**Assignment**:
Apart from the pictures, which must be omitted, restate the data exactly.

**Data records**:
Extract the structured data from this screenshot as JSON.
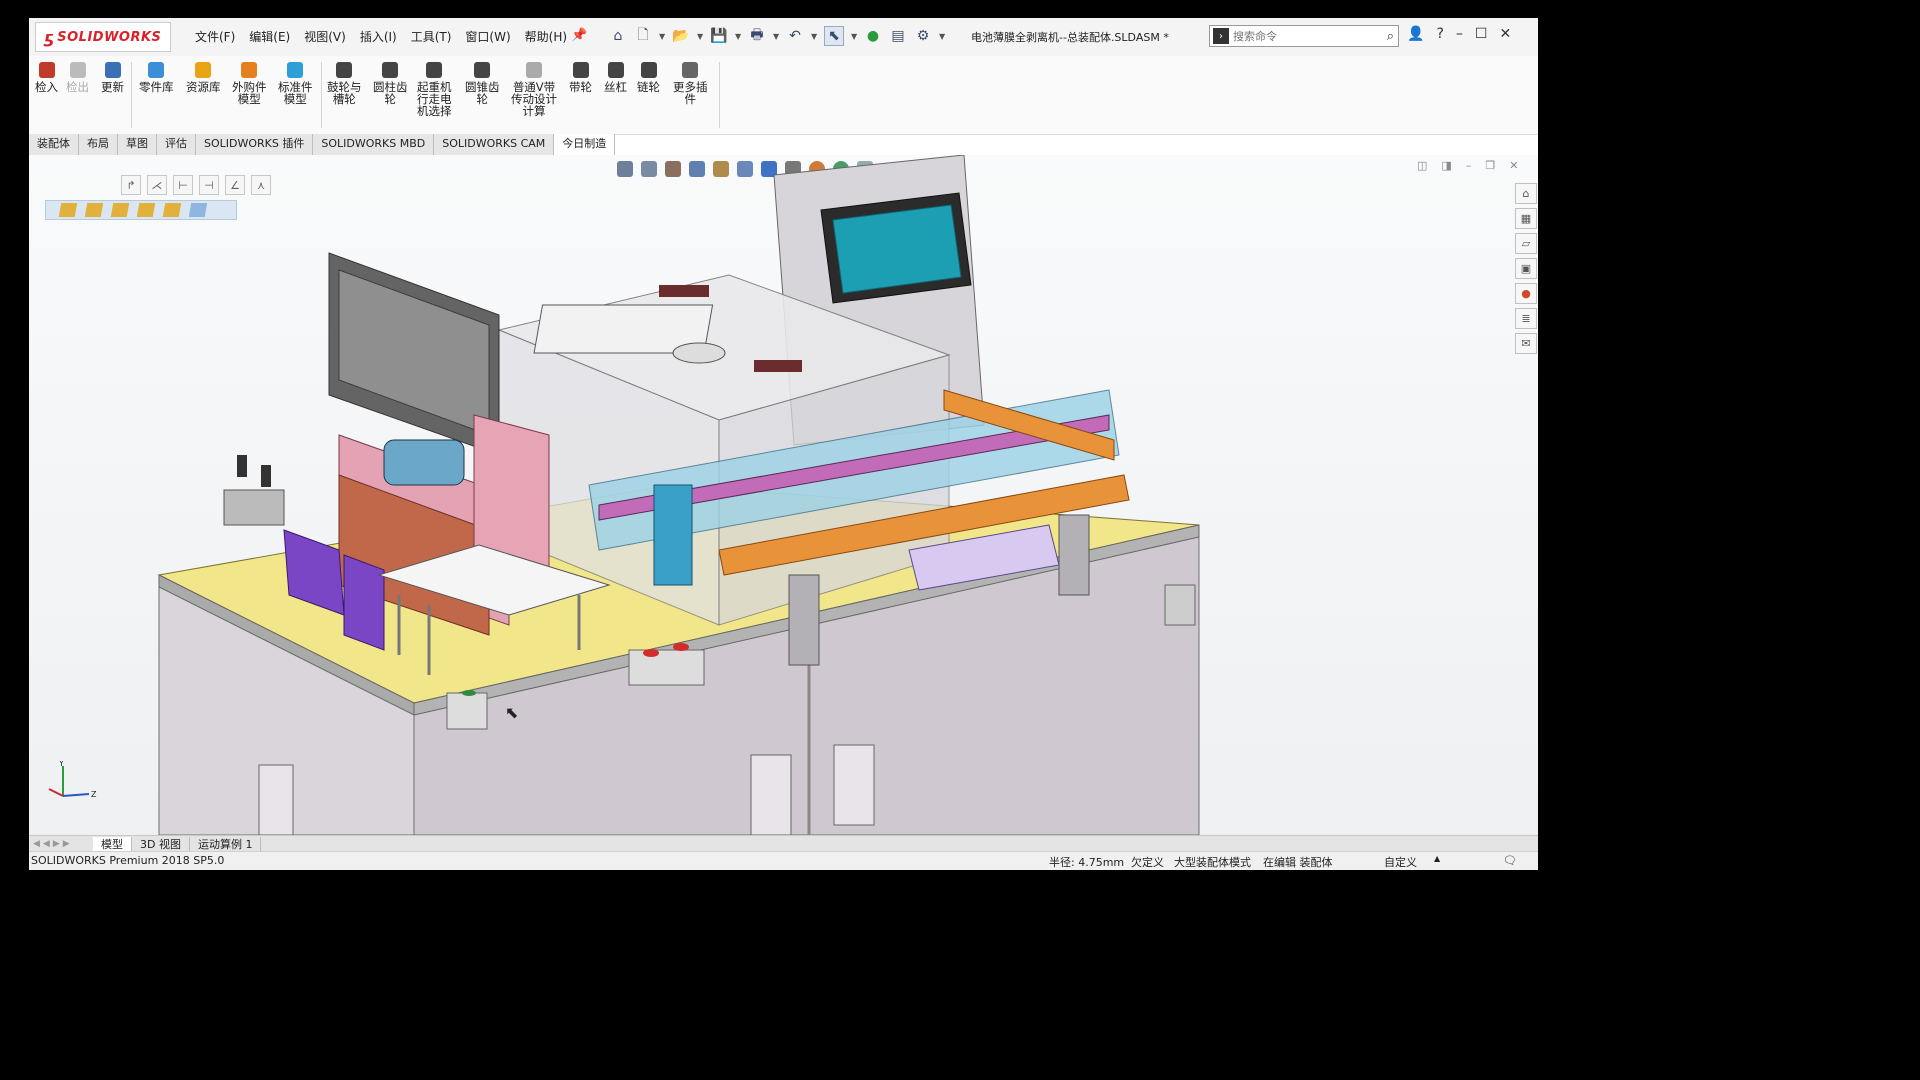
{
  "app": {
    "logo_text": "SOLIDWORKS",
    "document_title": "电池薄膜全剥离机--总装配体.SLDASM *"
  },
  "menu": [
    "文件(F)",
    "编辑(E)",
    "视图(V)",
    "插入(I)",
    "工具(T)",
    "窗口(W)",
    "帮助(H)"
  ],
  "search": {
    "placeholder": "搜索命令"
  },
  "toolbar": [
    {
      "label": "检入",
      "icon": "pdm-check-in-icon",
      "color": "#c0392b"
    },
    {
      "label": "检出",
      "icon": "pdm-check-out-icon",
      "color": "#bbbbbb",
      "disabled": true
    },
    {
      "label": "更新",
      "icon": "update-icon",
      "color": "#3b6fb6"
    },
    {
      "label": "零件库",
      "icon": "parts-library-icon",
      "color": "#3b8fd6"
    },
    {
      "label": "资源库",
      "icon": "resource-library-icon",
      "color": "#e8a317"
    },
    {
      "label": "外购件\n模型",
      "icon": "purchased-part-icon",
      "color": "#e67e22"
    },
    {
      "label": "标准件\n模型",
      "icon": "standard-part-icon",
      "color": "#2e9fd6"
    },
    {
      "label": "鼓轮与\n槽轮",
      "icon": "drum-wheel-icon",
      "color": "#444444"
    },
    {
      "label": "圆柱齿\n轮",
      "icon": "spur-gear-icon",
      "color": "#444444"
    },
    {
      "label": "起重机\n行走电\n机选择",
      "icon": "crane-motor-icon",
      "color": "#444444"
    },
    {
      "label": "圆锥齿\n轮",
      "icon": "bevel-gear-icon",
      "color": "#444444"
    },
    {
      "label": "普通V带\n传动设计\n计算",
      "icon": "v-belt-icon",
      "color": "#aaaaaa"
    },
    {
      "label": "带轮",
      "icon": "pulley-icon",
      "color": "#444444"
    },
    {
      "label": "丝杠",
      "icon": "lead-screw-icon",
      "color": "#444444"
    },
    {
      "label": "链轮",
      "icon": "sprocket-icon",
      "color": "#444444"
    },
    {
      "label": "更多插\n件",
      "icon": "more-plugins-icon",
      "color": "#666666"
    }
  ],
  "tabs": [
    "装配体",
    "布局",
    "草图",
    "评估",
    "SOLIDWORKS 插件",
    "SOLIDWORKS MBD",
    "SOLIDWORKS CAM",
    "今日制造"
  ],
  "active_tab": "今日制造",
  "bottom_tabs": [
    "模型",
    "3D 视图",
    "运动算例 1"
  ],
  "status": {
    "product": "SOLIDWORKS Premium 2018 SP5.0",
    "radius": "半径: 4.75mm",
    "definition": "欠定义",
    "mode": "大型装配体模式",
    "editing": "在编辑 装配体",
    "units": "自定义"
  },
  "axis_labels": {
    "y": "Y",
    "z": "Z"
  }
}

**Completed exercise**:
Extract the structured data from this screenshot as JSON.
{
  "app": {
    "logo_text": "SOLIDWORKS",
    "document_title": "电池薄膜全剥离机--总装配体.SLDASM *"
  },
  "menu": [
    "文件(F)",
    "编辑(E)",
    "视图(V)",
    "插入(I)",
    "工具(T)",
    "窗口(W)",
    "帮助(H)"
  ],
  "search": {
    "placeholder": "搜索命令"
  },
  "toolbar": [
    {
      "label": "检入",
      "icon": "pdm-check-in-icon",
      "color": "#c0392b"
    },
    {
      "label": "检出",
      "icon": "pdm-check-out-icon",
      "color": "#bbbbbb",
      "disabled": true
    },
    {
      "label": "更新",
      "icon": "update-icon",
      "color": "#3b6fb6"
    },
    {
      "label": "零件库",
      "icon": "parts-library-icon",
      "color": "#3b8fd6"
    },
    {
      "label": "资源库",
      "icon": "resource-library-icon",
      "color": "#e8a317"
    },
    {
      "label": "外购件\n模型",
      "icon": "purchased-part-icon",
      "color": "#e67e22"
    },
    {
      "label": "标准件\n模型",
      "icon": "standard-part-icon",
      "color": "#2e9fd6"
    },
    {
      "label": "鼓轮与\n槽轮",
      "icon": "drum-wheel-icon",
      "color": "#444444"
    },
    {
      "label": "圆柱齿\n轮",
      "icon": "spur-gear-icon",
      "color": "#444444"
    },
    {
      "label": "起重机\n行走电\n机选择",
      "icon": "crane-motor-icon",
      "color": "#444444"
    },
    {
      "label": "圆锥齿\n轮",
      "icon": "bevel-gear-icon",
      "color": "#444444"
    },
    {
      "label": "普通V带\n传动设计\n计算",
      "icon": "v-belt-icon",
      "color": "#aaaaaa"
    },
    {
      "label": "带轮",
      "icon": "pulley-icon",
      "color": "#444444"
    },
    {
      "label": "丝杠",
      "icon": "lead-screw-icon",
      "color": "#444444"
    },
    {
      "label": "链轮",
      "icon": "sprocket-icon",
      "color": "#444444"
    },
    {
      "label": "更多插\n件",
      "icon": "more-plugins-icon",
      "color": "#666666"
    }
  ],
  "tabs": [
    "装配体",
    "布局",
    "草图",
    "评估",
    "SOLIDWORKS 插件",
    "SOLIDWORKS MBD",
    "SOLIDWORKS CAM",
    "今日制造"
  ],
  "active_tab": "今日制造",
  "bottom_tabs": [
    "模型",
    "3D 视图",
    "运动算例 1"
  ],
  "status": {
    "product": "SOLIDWORKS Premium 2018 SP5.0",
    "radius": "半径: 4.75mm",
    "definition": "欠定义",
    "mode": "大型装配体模式",
    "editing": "在编辑 装配体",
    "units": "自定义"
  },
  "axis_labels": {
    "y": "Y",
    "z": "Z"
  }
}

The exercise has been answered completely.